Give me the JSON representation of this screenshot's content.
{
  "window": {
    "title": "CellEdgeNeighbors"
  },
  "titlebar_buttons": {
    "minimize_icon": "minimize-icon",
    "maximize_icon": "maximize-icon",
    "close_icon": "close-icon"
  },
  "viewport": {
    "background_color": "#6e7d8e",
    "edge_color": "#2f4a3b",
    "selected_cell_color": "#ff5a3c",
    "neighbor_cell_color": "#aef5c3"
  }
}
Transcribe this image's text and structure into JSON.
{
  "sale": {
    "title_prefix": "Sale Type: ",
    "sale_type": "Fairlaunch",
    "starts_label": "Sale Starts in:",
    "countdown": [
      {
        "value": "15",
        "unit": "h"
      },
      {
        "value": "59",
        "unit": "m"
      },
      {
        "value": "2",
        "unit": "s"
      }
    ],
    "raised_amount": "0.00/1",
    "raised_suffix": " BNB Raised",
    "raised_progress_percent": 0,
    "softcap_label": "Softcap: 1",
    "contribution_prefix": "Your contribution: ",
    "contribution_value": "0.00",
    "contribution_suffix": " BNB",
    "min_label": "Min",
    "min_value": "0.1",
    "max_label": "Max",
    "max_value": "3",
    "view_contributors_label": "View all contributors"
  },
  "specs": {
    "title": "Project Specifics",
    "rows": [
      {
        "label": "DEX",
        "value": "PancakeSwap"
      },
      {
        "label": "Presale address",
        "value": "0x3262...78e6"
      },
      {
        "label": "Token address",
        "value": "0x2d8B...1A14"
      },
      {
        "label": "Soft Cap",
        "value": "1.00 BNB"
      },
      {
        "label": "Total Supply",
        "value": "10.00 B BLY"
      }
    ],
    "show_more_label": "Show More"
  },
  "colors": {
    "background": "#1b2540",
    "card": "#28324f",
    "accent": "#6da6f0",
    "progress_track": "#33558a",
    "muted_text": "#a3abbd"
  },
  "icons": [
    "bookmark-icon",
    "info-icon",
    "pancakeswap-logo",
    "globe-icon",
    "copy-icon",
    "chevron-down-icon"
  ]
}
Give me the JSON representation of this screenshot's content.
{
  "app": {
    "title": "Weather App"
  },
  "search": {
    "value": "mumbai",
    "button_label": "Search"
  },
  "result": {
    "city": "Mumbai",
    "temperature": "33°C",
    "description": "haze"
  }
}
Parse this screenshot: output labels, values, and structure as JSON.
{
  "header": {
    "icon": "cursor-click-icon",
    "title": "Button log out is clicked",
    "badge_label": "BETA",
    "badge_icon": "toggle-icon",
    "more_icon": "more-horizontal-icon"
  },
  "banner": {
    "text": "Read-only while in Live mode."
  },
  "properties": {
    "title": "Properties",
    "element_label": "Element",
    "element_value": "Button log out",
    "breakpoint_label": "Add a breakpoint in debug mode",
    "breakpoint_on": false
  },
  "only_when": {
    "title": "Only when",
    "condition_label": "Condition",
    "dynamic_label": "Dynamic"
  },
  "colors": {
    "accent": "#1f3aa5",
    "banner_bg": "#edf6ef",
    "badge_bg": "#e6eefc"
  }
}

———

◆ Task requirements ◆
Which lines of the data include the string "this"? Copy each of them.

◆ Solution below ◆
Give me the JSON representation of this screenshot's content.
Transcribe this image's text and structure into JSON.
Give me the JSON representation of this screenshot's content.
Parse this screenshot: output labels, values, and structure as JSON.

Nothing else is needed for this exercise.